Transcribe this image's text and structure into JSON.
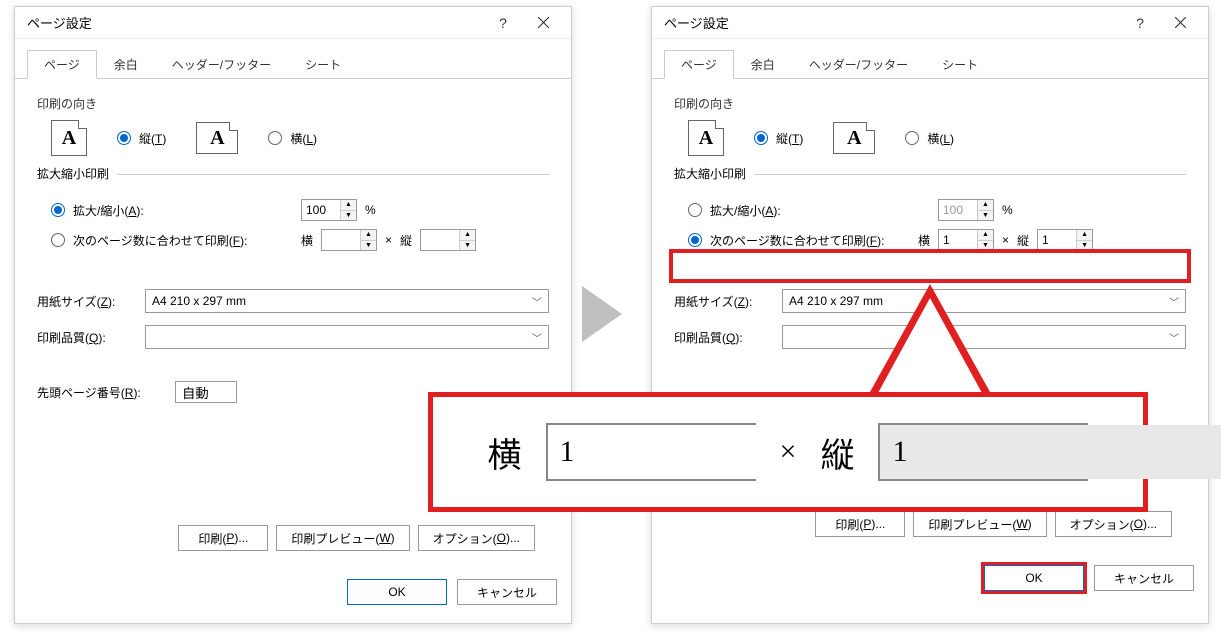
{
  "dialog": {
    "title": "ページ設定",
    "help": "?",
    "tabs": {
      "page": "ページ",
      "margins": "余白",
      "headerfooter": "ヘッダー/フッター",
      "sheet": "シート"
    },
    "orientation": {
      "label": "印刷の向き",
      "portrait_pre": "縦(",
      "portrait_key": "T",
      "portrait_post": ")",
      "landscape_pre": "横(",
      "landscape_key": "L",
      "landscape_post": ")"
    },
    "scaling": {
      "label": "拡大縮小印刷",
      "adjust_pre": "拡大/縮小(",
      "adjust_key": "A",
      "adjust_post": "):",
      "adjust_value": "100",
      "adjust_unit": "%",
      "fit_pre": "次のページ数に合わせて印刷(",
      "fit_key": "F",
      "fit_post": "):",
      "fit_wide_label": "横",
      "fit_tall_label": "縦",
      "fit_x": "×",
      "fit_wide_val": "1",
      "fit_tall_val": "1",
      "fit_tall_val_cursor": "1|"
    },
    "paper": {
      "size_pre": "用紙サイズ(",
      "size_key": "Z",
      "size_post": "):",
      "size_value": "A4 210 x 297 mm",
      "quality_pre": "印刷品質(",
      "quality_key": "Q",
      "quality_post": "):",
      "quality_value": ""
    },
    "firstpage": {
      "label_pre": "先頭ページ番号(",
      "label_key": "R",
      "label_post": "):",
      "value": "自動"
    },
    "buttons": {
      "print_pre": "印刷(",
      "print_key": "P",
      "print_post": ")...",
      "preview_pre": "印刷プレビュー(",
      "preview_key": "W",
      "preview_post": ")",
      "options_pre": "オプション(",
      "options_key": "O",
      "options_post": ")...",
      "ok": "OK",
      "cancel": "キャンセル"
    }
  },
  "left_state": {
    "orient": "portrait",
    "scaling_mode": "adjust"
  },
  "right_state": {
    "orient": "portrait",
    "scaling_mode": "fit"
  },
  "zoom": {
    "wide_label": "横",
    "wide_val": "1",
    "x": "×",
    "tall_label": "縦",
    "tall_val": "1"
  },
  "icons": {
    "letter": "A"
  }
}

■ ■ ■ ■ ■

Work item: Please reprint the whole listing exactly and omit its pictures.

The answer:
Transcribe this image's text and structure into JSON.
{
  "dialog": {
    "title": "ページ設定",
    "help": "?",
    "tabs": {
      "page": "ページ",
      "margins": "余白",
      "headerfooter": "ヘッダー/フッター",
      "sheet": "シート"
    },
    "orientation": {
      "label": "印刷の向き",
      "portrait_pre": "縦(",
      "portrait_key": "T",
      "portrait_post": ")",
      "landscape_pre": "横(",
      "landscape_key": "L",
      "landscape_post": ")"
    },
    "scaling": {
      "label": "拡大縮小印刷",
      "adjust_pre": "拡大/縮小(",
      "adjust_key": "A",
      "adjust_post": "):",
      "adjust_value": "100",
      "adjust_unit": "%",
      "fit_pre": "次のページ数に合わせて印刷(",
      "fit_key": "F",
      "fit_post": "):",
      "fit_wide_label": "横",
      "fit_tall_label": "縦",
      "fit_x": "×",
      "fit_wide_val": "1",
      "fit_tall_val": "1",
      "fit_tall_val_cursor": "1|"
    },
    "paper": {
      "size_pre": "用紙サイズ(",
      "size_key": "Z",
      "size_post": "):",
      "size_value": "A4 210 x 297 mm",
      "quality_pre": "印刷品質(",
      "quality_key": "Q",
      "quality_post": "):",
      "quality_value": ""
    },
    "firstpage": {
      "label_pre": "先頭ページ番号(",
      "label_key": "R",
      "label_post": "):",
      "value": "自動"
    },
    "buttons": {
      "print_pre": "印刷(",
      "print_key": "P",
      "print_post": ")...",
      "preview_pre": "印刷プレビュー(",
      "preview_key": "W",
      "preview_post": ")",
      "options_pre": "オプション(",
      "options_key": "O",
      "options_post": ")...",
      "ok": "OK",
      "cancel": "キャンセル"
    }
  },
  "left_state": {
    "orient": "portrait",
    "scaling_mode": "adjust"
  },
  "right_state": {
    "orient": "portrait",
    "scaling_mode": "fit"
  },
  "zoom": {
    "wide_label": "横",
    "wide_val": "1",
    "x": "×",
    "tall_label": "縦",
    "tall_val": "1"
  },
  "icons": {
    "letter": "A"
  }
}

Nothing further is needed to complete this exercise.